[WHAT THE TASK REQUIRES]
Word for word, retype each record shown below.

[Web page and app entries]
= = = = =

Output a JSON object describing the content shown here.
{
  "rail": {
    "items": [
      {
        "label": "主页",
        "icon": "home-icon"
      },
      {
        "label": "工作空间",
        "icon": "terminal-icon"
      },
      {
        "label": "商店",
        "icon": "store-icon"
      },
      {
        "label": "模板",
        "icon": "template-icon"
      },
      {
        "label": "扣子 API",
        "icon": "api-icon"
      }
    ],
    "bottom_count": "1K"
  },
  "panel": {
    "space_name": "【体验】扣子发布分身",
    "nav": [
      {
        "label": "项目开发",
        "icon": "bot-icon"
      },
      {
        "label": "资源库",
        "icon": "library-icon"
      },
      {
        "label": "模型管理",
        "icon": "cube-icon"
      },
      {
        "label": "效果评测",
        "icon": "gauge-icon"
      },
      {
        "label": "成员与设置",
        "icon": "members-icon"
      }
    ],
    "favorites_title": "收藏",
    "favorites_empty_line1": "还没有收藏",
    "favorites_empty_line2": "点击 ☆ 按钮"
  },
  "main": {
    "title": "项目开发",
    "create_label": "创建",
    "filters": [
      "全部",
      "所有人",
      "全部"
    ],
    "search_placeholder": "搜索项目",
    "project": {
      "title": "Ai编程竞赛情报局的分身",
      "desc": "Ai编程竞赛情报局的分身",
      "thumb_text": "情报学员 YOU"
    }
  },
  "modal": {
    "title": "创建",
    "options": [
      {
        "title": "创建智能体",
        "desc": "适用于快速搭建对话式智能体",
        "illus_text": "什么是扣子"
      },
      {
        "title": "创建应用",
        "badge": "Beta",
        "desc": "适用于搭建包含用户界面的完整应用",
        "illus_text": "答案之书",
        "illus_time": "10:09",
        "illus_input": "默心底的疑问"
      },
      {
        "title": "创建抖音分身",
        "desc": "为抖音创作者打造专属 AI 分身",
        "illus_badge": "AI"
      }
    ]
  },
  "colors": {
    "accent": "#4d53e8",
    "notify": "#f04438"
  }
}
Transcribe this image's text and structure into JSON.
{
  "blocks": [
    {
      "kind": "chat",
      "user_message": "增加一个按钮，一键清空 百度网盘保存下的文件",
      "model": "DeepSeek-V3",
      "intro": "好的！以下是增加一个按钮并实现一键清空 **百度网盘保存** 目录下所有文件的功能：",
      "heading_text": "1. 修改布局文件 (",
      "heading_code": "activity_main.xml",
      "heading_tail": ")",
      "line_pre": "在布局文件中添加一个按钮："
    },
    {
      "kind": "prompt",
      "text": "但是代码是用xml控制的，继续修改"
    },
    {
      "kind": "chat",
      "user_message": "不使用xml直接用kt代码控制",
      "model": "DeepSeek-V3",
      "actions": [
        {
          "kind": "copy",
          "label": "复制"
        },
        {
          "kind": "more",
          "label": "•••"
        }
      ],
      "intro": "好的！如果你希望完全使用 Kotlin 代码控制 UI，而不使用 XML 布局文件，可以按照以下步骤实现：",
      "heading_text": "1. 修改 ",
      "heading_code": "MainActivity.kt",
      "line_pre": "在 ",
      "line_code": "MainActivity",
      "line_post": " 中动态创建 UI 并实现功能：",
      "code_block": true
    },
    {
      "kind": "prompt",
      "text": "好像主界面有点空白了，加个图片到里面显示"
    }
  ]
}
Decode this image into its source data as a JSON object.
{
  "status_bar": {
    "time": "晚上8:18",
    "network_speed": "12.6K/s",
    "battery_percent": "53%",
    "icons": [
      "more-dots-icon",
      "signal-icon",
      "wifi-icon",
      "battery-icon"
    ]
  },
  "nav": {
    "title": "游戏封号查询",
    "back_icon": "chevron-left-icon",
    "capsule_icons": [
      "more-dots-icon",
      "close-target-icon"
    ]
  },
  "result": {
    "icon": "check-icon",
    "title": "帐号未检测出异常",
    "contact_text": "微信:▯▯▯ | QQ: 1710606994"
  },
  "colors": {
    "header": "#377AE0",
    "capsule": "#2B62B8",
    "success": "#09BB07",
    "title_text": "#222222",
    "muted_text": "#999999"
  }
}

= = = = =

[WRITTEN RESPONSE]
Output a JSON object describing the content shown here.
{
  "rail": {
    "items": [
      {
        "label": "主页",
        "icon": "home-icon"
      },
      {
        "label": "工作空间",
        "icon": "terminal-icon"
      },
      {
        "label": "商店",
        "icon": "store-icon"
      },
      {
        "label": "模板",
        "icon": "template-icon"
      },
      {
        "label": "扣子 API",
        "icon": "api-icon"
      }
    ],
    "bottom_count": "1K"
  },
  "panel": {
    "space_name": "【体验】扣子发布分身",
    "nav": [
      {
        "label": "项目开发",
        "icon": "bot-icon"
      },
      {
        "label": "资源库",
        "icon": "library-icon"
      },
      {
        "label": "模型管理",
        "icon": "cube-icon"
      },
      {
        "label": "效果评测",
        "icon": "gauge-icon"
      },
      {
        "label": "成员与设置",
        "icon": "members-icon"
      }
    ],
    "favorites_title": "收藏",
    "favorites_empty_line1": "还没有收藏",
    "favorites_empty_line2": "点击 ☆ 按钮"
  },
  "main": {
    "title": "项目开发",
    "create_label": "创建",
    "filters": [
      "全部",
      "所有人",
      "全部"
    ],
    "search_placeholder": "搜索项目",
    "project": {
      "title": "Ai编程竞赛情报局的分身",
      "desc": "Ai编程竞赛情报局的分身",
      "thumb_text": "情报学员 YOU"
    }
  },
  "modal": {
    "title": "创建",
    "options": [
      {
        "title": "创建智能体",
        "desc": "适用于快速搭建对话式智能体",
        "illus_text": "什么是扣子"
      },
      {
        "title": "创建应用",
        "badge": "Beta",
        "desc": "适用于搭建包含用户界面的完整应用",
        "illus_text": "答案之书",
        "illus_time": "10:09",
        "illus_input": "默心底的疑问"
      },
      {
        "title": "创建抖音分身",
        "desc": "为抖音创作者打造专属 AI 分身",
        "illus_badge": "AI"
      }
    ]
  },
  "colors": {
    "accent": "#4d53e8",
    "notify": "#f04438"
  }
}
Transcribe this image's text and structure into JSON.
{
  "blocks": [
    {
      "kind": "chat",
      "user_message": "增加一个按钮，一键清空 百度网盘保存下的文件",
      "model": "DeepSeek-V3",
      "intro": "好的！以下是增加一个按钮并实现一键清空 **百度网盘保存** 目录下所有文件的功能：",
      "heading_text": "1. 修改布局文件 (",
      "heading_code": "activity_main.xml",
      "heading_tail": ")",
      "line_pre": "在布局文件中添加一个按钮："
    },
    {
      "kind": "prompt",
      "text": "但是代码是用xml控制的，继续修改"
    },
    {
      "kind": "chat",
      "user_message": "不使用xml直接用kt代码控制",
      "model": "DeepSeek-V3",
      "actions": [
        {
          "kind": "copy",
          "label": "复制"
        },
        {
          "kind": "more",
          "label": "•••"
        }
      ],
      "intro": "好的！如果你希望完全使用 Kotlin 代码控制 UI，而不使用 XML 布局文件，可以按照以下步骤实现：",
      "heading_text": "1. 修改 ",
      "heading_code": "MainActivity.kt",
      "line_pre": "在 ",
      "line_code": "MainActivity",
      "line_post": " 中动态创建 UI 并实现功能：",
      "code_block": true
    },
    {
      "kind": "prompt",
      "text": "好像主界面有点空白了，加个图片到里面显示"
    }
  ]
}
Decode this image into its source data as a JSON object.
{
  "status_bar": {
    "time": "晚上8:18",
    "network_speed": "12.6K/s",
    "battery_percent": "53%",
    "icons": [
      "more-dots-icon",
      "signal-icon",
      "wifi-icon",
      "battery-icon"
    ]
  },
  "nav": {
    "title": "游戏封号查询",
    "back_icon": "chevron-left-icon",
    "capsule_icons": [
      "more-dots-icon",
      "close-target-icon"
    ]
  },
  "result": {
    "icon": "check-icon",
    "title": "帐号未检测出异常",
    "contact_text": "微信:▯▯▯ | QQ: 1710606994"
  },
  "colors": {
    "header": "#377AE0",
    "capsule": "#2B62B8",
    "success": "#09BB07",
    "title_text": "#222222",
    "muted_text": "#999999"
  }
}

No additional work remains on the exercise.